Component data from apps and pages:
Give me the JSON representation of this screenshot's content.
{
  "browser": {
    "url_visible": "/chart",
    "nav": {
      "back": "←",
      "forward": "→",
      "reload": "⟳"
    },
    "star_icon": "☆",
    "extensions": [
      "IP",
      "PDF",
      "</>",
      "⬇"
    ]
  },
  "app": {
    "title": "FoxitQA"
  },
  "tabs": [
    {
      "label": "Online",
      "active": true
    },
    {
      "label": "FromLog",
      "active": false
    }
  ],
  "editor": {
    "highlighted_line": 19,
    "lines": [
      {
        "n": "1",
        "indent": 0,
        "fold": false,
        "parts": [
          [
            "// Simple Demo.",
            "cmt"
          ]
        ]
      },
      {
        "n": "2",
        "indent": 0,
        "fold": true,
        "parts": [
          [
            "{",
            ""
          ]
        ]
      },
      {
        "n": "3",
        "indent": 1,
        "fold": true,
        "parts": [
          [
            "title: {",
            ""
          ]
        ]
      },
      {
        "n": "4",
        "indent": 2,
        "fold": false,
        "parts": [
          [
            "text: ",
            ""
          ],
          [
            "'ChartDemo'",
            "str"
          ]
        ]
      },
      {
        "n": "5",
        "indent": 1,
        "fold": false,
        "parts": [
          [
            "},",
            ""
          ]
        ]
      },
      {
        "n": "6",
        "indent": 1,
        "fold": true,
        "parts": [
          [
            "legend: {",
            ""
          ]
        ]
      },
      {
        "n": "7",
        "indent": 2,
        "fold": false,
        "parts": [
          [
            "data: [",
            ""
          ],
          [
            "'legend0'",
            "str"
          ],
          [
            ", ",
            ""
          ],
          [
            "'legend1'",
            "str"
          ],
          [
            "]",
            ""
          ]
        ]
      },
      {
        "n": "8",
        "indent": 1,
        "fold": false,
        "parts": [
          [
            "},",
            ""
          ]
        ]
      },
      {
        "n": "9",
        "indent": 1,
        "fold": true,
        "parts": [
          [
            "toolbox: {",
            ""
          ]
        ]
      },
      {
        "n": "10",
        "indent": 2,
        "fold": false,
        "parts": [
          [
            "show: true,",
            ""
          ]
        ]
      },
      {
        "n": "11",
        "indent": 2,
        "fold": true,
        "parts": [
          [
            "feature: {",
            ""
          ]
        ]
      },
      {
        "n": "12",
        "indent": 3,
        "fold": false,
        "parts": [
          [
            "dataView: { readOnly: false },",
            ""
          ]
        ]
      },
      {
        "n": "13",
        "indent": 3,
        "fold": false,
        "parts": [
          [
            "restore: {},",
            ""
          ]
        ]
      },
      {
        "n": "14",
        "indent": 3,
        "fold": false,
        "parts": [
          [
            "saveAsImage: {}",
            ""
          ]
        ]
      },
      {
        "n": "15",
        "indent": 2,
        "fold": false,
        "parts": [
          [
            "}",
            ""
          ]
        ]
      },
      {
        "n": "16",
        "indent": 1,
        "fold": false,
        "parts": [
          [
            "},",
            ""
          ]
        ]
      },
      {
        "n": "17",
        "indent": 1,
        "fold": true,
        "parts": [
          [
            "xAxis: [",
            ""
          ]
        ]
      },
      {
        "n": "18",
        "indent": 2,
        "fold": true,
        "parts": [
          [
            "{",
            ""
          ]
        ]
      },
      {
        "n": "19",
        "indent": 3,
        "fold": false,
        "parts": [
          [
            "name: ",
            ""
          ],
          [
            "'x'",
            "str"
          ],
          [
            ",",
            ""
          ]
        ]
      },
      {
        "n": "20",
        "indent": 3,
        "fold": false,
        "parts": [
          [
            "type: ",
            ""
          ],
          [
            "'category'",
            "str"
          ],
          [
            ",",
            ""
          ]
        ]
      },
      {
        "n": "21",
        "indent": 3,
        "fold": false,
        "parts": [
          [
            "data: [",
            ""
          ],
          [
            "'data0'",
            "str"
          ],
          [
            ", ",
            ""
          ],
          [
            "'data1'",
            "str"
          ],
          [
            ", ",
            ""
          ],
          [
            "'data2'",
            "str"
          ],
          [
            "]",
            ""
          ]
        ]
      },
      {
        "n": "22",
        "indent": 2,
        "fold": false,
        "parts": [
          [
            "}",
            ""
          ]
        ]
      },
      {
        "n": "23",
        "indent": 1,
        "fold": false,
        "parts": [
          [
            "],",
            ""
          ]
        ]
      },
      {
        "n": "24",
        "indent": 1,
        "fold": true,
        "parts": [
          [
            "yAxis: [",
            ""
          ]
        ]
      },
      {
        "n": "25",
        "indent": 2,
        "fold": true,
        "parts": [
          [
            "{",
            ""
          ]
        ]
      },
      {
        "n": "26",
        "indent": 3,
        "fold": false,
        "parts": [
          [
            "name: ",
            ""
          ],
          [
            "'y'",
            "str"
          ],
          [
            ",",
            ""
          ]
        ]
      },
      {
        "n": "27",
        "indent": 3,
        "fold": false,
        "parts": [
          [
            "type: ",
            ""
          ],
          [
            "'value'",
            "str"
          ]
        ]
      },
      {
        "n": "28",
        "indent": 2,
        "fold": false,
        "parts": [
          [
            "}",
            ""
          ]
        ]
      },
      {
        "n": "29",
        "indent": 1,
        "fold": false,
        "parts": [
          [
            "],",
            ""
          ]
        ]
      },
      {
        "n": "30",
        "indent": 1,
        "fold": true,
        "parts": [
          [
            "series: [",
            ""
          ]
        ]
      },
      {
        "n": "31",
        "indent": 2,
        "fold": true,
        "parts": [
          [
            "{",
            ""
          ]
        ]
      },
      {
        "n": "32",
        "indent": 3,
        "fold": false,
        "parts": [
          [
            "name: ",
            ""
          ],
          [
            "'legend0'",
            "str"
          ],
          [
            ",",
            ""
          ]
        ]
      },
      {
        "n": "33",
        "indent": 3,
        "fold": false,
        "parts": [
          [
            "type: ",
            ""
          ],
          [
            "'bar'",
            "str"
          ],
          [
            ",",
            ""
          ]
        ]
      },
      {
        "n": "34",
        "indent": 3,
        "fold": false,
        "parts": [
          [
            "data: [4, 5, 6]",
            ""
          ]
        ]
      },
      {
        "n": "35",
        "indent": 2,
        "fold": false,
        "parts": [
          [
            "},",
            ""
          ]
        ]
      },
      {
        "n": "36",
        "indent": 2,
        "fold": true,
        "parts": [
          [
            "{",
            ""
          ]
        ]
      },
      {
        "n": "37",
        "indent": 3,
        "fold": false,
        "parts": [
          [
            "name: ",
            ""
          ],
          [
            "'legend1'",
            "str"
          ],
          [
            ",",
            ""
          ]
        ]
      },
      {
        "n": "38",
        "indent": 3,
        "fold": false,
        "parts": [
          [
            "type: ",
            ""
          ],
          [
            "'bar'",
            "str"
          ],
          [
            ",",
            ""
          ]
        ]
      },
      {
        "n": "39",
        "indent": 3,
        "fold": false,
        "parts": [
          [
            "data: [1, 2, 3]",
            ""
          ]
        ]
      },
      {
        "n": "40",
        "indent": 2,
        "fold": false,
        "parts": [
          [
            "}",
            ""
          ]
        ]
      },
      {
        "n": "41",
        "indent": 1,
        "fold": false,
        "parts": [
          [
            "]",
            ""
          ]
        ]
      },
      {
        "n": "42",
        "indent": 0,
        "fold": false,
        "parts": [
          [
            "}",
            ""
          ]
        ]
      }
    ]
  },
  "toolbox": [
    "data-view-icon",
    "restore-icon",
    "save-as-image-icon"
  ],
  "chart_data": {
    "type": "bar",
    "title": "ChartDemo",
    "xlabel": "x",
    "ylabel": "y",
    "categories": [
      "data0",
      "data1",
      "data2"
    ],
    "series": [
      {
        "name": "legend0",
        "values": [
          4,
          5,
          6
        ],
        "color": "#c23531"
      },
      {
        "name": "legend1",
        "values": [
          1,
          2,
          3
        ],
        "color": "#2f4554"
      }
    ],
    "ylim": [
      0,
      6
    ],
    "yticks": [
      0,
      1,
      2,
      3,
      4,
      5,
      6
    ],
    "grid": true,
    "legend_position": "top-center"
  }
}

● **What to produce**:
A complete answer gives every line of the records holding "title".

● **Finished task**:
    "title": "FoxitQA"
            "title: {",
    "title": "ChartDemo",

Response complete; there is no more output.